(Data to process Opens)

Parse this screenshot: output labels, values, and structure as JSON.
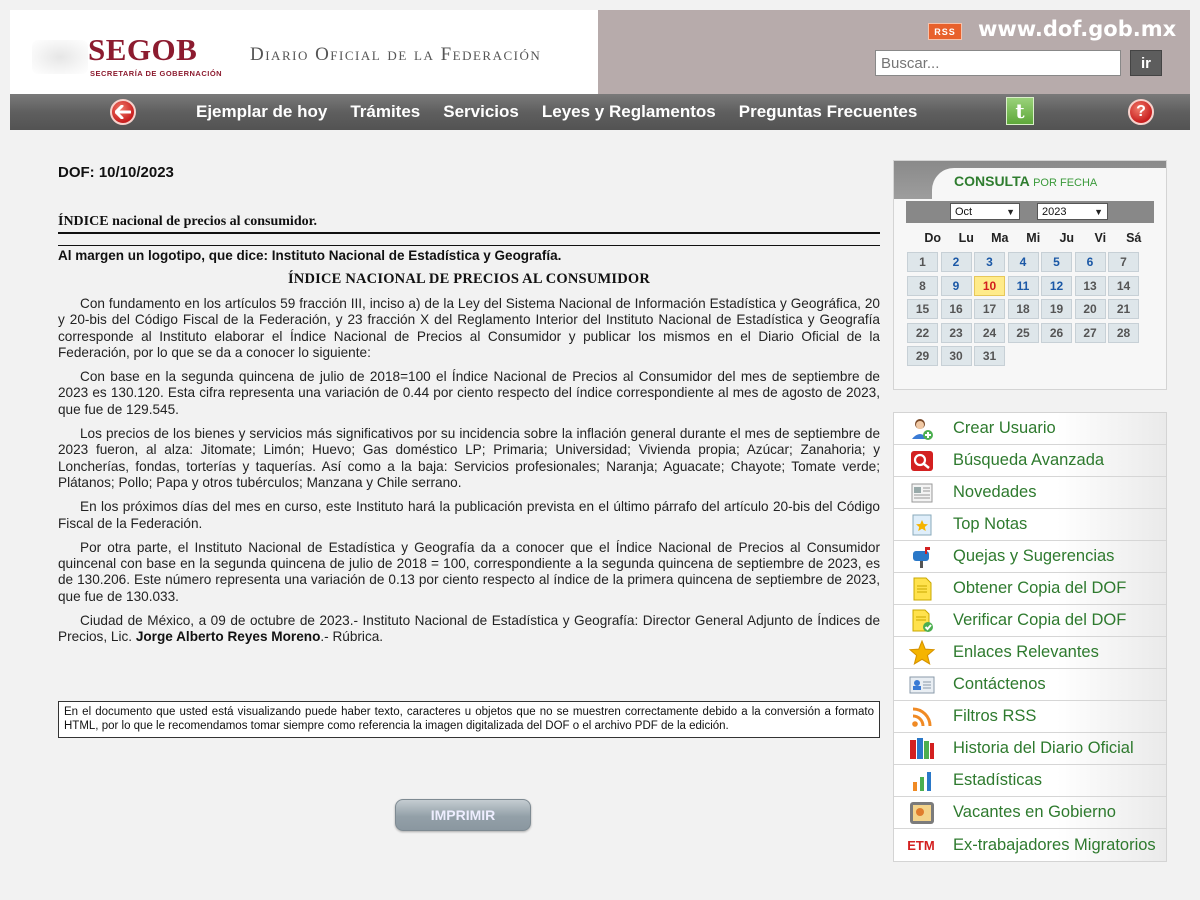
{
  "header": {
    "logo_text": "SEGOB",
    "logo_subtitle": "SECRETARÍA DE GOBERNACIÓN",
    "site_title": "Diario Oficial de la Federación",
    "rss_label": "RSS",
    "url": "www.dof.gob.mx",
    "search_placeholder": "Buscar...",
    "search_button": "ir"
  },
  "nav": {
    "items": [
      "Ejemplar de hoy",
      "Trámites",
      "Servicios",
      "Leyes y Reglamentos",
      "Preguntas Frecuentes"
    ],
    "twitter_glyph": "t",
    "help_glyph": "?"
  },
  "main": {
    "dof_date": "DOF: 10/10/2023",
    "doc_head": "ÍNDICE nacional de precios al consumidor.",
    "margin_note": "Al margen un logotipo, que dice: Instituto Nacional de Estadística y Geografía.",
    "doc_title": "ÍNDICE NACIONAL DE PRECIOS AL CONSUMIDOR",
    "paragraphs": [
      "Con fundamento en los artículos 59 fracción III, inciso a) de la Ley del Sistema Nacional de Información Estadística y Geográfica, 20 y 20-bis del Código Fiscal de la Federación, y 23 fracción X del Reglamento Interior del Instituto Nacional de Estadística y Geografía corresponde al Instituto elaborar el Índice Nacional de Precios al Consumidor y publicar los mismos en el Diario Oficial de la Federación, por lo que se da a conocer lo siguiente:",
      "Con base en la segunda quincena de julio de 2018=100 el Índice Nacional de Precios al Consumidor del mes de septiembre de 2023 es 130.120. Esta cifra representa una variación de 0.44 por ciento respecto del índice correspondiente al mes de agosto de 2023, que fue de 129.545.",
      "Los precios de los bienes y servicios más significativos por su incidencia sobre la inflación general durante el mes de septiembre de 2023 fueron, al alza: Jitomate; Limón; Huevo; Gas doméstico LP; Primaria; Universidad; Vivienda propia; Azúcar; Zanahoria; y Loncherías, fondas, torterías y taquerías. Así como a la baja: Servicios profesionales; Naranja; Aguacate; Chayote; Tomate verde; Plátanos; Pollo; Papa y otros tubérculos; Manzana y Chile serrano.",
      "En los próximos días del mes en curso, este Instituto hará la publicación prevista en el último párrafo del artículo 20-bis del Código Fiscal de la Federación.",
      "Por otra parte, el Instituto Nacional de Estadística y Geografía da a conocer que el Índice Nacional de Precios al Consumidor quincenal con base en la segunda quincena de julio de 2018 = 100, correspondiente a la segunda quincena de septiembre de 2023, es de 130.206. Este número representa una variación de 0.13 por ciento respecto al índice de la primera quincena de septiembre de 2023, que fue de 130.033."
    ],
    "closing_prefix": "Ciudad de México, a 09 de octubre de 2023.- Instituto Nacional de Estadística y Geografía: Director General Adjunto de Índices de Precios, Lic. ",
    "closing_name": "Jorge Alberto Reyes Moreno",
    "closing_suffix": ".- Rúbrica.",
    "disclaimer": "En el documento que usted está visualizando puede haber texto, caracteres u objetos que no se muestren correctamente debido a la conversión a formato HTML, por lo que le recomendamos tomar siempre como referencia la imagen digitalizada del DOF o el archivo PDF de la edición.",
    "print_button": "IMPRIMIR"
  },
  "calendar": {
    "title": "CONSULTA",
    "title_sub": "POR FECHA",
    "month": "Oct",
    "year": "2023",
    "weekdays": [
      "Do",
      "Lu",
      "Ma",
      "Mi",
      "Ju",
      "Vi",
      "Sá"
    ],
    "days": [
      "1",
      "2",
      "3",
      "4",
      "5",
      "6",
      "7",
      "8",
      "9",
      "10",
      "11",
      "12",
      "13",
      "14",
      "15",
      "16",
      "17",
      "18",
      "19",
      "20",
      "21",
      "22",
      "23",
      "24",
      "25",
      "26",
      "27",
      "28",
      "29",
      "30",
      "31"
    ],
    "today": "10",
    "colors": {
      "link": "#1b58a6",
      "today_bg": "#ffeb8a",
      "today_text": "#d21e1e",
      "title": "#2f7d2f"
    }
  },
  "sidebar": {
    "items": [
      {
        "label": "Crear Usuario",
        "icon": "user-add-icon"
      },
      {
        "label": "Búsqueda Avanzada",
        "icon": "search-icon"
      },
      {
        "label": "Novedades",
        "icon": "news-icon"
      },
      {
        "label": "Top Notas",
        "icon": "star-note-icon"
      },
      {
        "label": "Quejas y Sugerencias",
        "icon": "mailbox-icon"
      },
      {
        "label": "Obtener Copia del DOF",
        "icon": "document-icon"
      },
      {
        "label": "Verificar Copia del DOF",
        "icon": "document-check-icon"
      },
      {
        "label": "Enlaces Relevantes",
        "icon": "star-icon"
      },
      {
        "label": "Contáctenos",
        "icon": "contact-card-icon"
      },
      {
        "label": "Filtros RSS",
        "icon": "rss-icon"
      },
      {
        "label": "Historia del Diario Oficial",
        "icon": "books-icon"
      },
      {
        "label": "Estadísticas",
        "icon": "bar-chart-icon"
      },
      {
        "label": "Vacantes en Gobierno",
        "icon": "vacancy-icon"
      },
      {
        "label": "Ex-trabajadores Migratorios",
        "icon": "etm-icon",
        "icon_text": "ETM"
      }
    ],
    "colors": {
      "label": "#2e7a2e"
    }
  }
}
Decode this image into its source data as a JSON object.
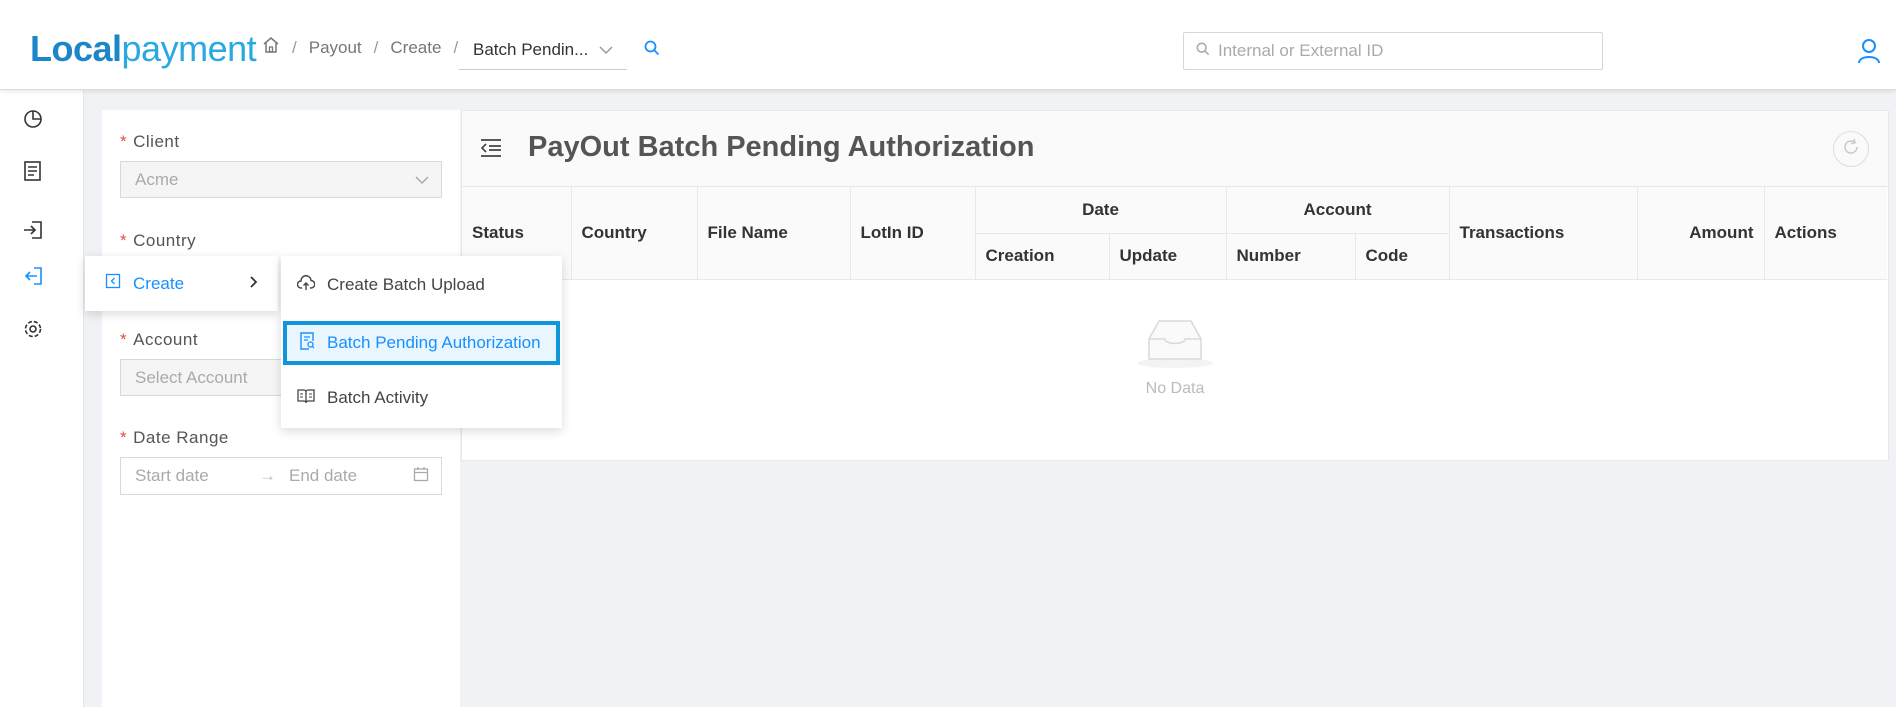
{
  "app": {
    "logo_part1": "Local",
    "logo_part2": "payment"
  },
  "breadcrumb": {
    "items": [
      "Payout",
      "Create"
    ],
    "separator": "/",
    "current": "Batch Pendin..."
  },
  "header": {
    "search_placeholder": "Internal or External ID"
  },
  "filters": {
    "client_label": "Client",
    "client_value": "Acme",
    "country_label": "Country",
    "account_label": "Account",
    "account_placeholder": "Select Account",
    "daterange_label": "Date Range",
    "start_placeholder": "Start date",
    "end_placeholder": "End date",
    "arrow": "→"
  },
  "card": {
    "title": "PayOut Batch Pending Authorization",
    "empty_text": "No Data"
  },
  "table": {
    "headers": {
      "status": "Status",
      "country": "Country",
      "file_name": "File Name",
      "lotin_id": "LotIn ID",
      "date": "Date",
      "creation": "Creation",
      "update": "Update",
      "account": "Account",
      "number": "Number",
      "code": "Code",
      "transactions": "Transactions",
      "amount": "Amount",
      "actions": "Actions"
    }
  },
  "menu": {
    "create_label": "Create",
    "items": [
      {
        "label": "Create Batch Upload",
        "icon": "cloud-upload-icon"
      },
      {
        "label": "Batch Pending Authorization",
        "icon": "file-search-icon"
      },
      {
        "label": "Batch Activity",
        "icon": "book-icon"
      }
    ]
  },
  "colors": {
    "accent": "#1890ff",
    "active_border": "#1296db",
    "required": "#e74c3c",
    "logo_dark": "#1d86c8",
    "logo_light": "#29a9e1"
  }
}
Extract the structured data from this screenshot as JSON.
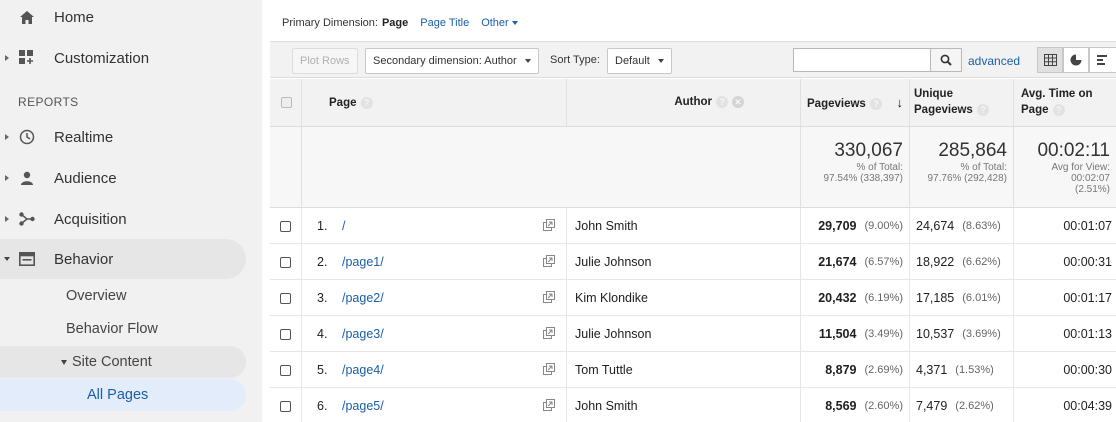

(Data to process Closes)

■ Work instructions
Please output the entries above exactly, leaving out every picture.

■ Task solution
Parse this screenshot: output labels, values, and structure as JSON.
{
  "header": {
    "logo_text": "SEGOB",
    "logo_subtitle": "SECRETARÍA DE GOBERNACIÓN",
    "site_title": "Diario Oficial de la Federación",
    "rss_label": "RSS",
    "url": "www.dof.gob.mx",
    "search_placeholder": "Buscar...",
    "search_button": "ir"
  },
  "nav": {
    "items": [
      "Ejemplar de hoy",
      "Trámites",
      "Servicios",
      "Leyes y Reglamentos",
      "Preguntas Frecuentes"
    ],
    "twitter_glyph": "t",
    "help_glyph": "?"
  },
  "main": {
    "dof_date": "DOF: 10/10/2023",
    "doc_head": "ÍNDICE nacional de precios al consumidor.",
    "margin_note": "Al margen un logotipo, que dice: Instituto Nacional de Estadística y Geografía.",
    "doc_title": "ÍNDICE NACIONAL DE PRECIOS AL CONSUMIDOR",
    "paragraphs": [
      "Con fundamento en los artículos 59 fracción III, inciso a) de la Ley del Sistema Nacional de Información Estadística y Geográfica, 20 y 20-bis del Código Fiscal de la Federación, y 23 fracción X del Reglamento Interior del Instituto Nacional de Estadística y Geografía corresponde al Instituto elaborar el Índice Nacional de Precios al Consumidor y publicar los mismos en el Diario Oficial de la Federación, por lo que se da a conocer lo siguiente:",
      "Con base en la segunda quincena de julio de 2018=100 el Índice Nacional de Precios al Consumidor del mes de septiembre de 2023 es 130.120. Esta cifra representa una variación de 0.44 por ciento respecto del índice correspondiente al mes de agosto de 2023, que fue de 129.545.",
      "Los precios de los bienes y servicios más significativos por su incidencia sobre la inflación general durante el mes de septiembre de 2023 fueron, al alza: Jitomate; Limón; Huevo; Gas doméstico LP; Primaria; Universidad; Vivienda propia; Azúcar; Zanahoria; y Loncherías, fondas, torterías y taquerías. Así como a la baja: Servicios profesionales; Naranja; Aguacate; Chayote; Tomate verde; Plátanos; Pollo; Papa y otros tubérculos; Manzana y Chile serrano.",
      "En los próximos días del mes en curso, este Instituto hará la publicación prevista en el último párrafo del artículo 20-bis del Código Fiscal de la Federación.",
      "Por otra parte, el Instituto Nacional de Estadística y Geografía da a conocer que el Índice Nacional de Precios al Consumidor quincenal con base en la segunda quincena de julio de 2018 = 100, correspondiente a la segunda quincena de septiembre de 2023, es de 130.206. Este número representa una variación de 0.13 por ciento respecto al índice de la primera quincena de septiembre de 2023, que fue de 130.033."
    ],
    "closing_prefix": "Ciudad de México, a 09 de octubre de 2023.- Instituto Nacional de Estadística y Geografía: Director General Adjunto de Índices de Precios, Lic. ",
    "closing_name": "Jorge Alberto Reyes Moreno",
    "closing_suffix": ".- Rúbrica.",
    "disclaimer": "En el documento que usted está visualizando puede haber texto, caracteres u objetos que no se muestren correctamente debido a la conversión a formato HTML, por lo que le recomendamos tomar siempre como referencia la imagen digitalizada del DOF o el archivo PDF de la edición.",
    "print_button": "IMPRIMIR"
  },
  "calendar": {
    "title": "CONSULTA",
    "title_sub": "POR FECHA",
    "month": "Oct",
    "year": "2023",
    "weekdays": [
      "Do",
      "Lu",
      "Ma",
      "Mi",
      "Ju",
      "Vi",
      "Sá"
    ],
    "days": [
      "1",
      "2",
      "3",
      "4",
      "5",
      "6",
      "7",
      "8",
      "9",
      "10",
      "11",
      "12",
      "13",
      "14",
      "15",
      "16",
      "17",
      "18",
      "19",
      "20",
      "21",
      "22",
      "23",
      "24",
      "25",
      "26",
      "27",
      "28",
      "29",
      "30",
      "31"
    ],
    "today": "10",
    "colors": {
      "link": "#1b58a6",
      "today_bg": "#ffeb8a",
      "today_text": "#d21e1e",
      "title": "#2f7d2f"
    }
  },
  "sidebar": {
    "items": [
      {
        "label": "Crear Usuario",
        "icon": "user-add-icon"
      },
      {
        "label": "Búsqueda Avanzada",
        "icon": "search-icon"
      },
      {
        "label": "Novedades",
        "icon": "news-icon"
      },
      {
        "label": "Top Notas",
        "icon": "star-note-icon"
      },
      {
        "label": "Quejas y Sugerencias",
        "icon": "mailbox-icon"
      },
      {
        "label": "Obtener Copia del DOF",
        "icon": "document-icon"
      },
      {
        "label": "Verificar Copia del DOF",
        "icon": "document-check-icon"
      },
      {
        "label": "Enlaces Relevantes",
        "icon": "star-icon"
      },
      {
        "label": "Contáctenos",
        "icon": "contact-card-icon"
      },
      {
        "label": "Filtros RSS",
        "icon": "rss-icon"
      },
      {
        "label": "Historia del Diario Oficial",
        "icon": "books-icon"
      },
      {
        "label": "Estadísticas",
        "icon": "bar-chart-icon"
      },
      {
        "label": "Vacantes en Gobierno",
        "icon": "vacancy-icon"
      },
      {
        "label": "Ex-trabajadores Migratorios",
        "icon": "etm-icon",
        "icon_text": "ETM"
      }
    ],
    "colors": {
      "label": "#2e7a2e"
    }
  }
}
Decode this image into its source data as a JSON object.
{
  "app": {
    "logo_part1": "Local",
    "logo_part2": "payment"
  },
  "breadcrumb": {
    "items": [
      "Payout",
      "Create"
    ],
    "separator": "/",
    "current": "Batch Pendin..."
  },
  "header": {
    "search_placeholder": "Internal or External ID"
  },
  "filters": {
    "client_label": "Client",
    "client_value": "Acme",
    "country_label": "Country",
    "account_label": "Account",
    "account_placeholder": "Select Account",
    "daterange_label": "Date Range",
    "start_placeholder": "Start date",
    "end_placeholder": "End date",
    "arrow": "→"
  },
  "card": {
    "title": "PayOut Batch Pending Authorization",
    "empty_text": "No Data"
  },
  "table": {
    "headers": {
      "status": "Status",
      "country": "Country",
      "file_name": "File Name",
      "lotin_id": "LotIn ID",
      "date": "Date",
      "creation": "Creation",
      "update": "Update",
      "account": "Account",
      "number": "Number",
      "code": "Code",
      "transactions": "Transactions",
      "amount": "Amount",
      "actions": "Actions"
    }
  },
  "menu": {
    "create_label": "Create",
    "items": [
      {
        "label": "Create Batch Upload",
        "icon": "cloud-upload-icon"
      },
      {
        "label": "Batch Pending Authorization",
        "icon": "file-search-icon"
      },
      {
        "label": "Batch Activity",
        "icon": "book-icon"
      }
    ]
  },
  "colors": {
    "accent": "#1890ff",
    "active_border": "#1296db",
    "required": "#e74c3c",
    "logo_dark": "#1d86c8",
    "logo_light": "#29a9e1"
  }
}
Extract the structured data from this screenshot as JSON.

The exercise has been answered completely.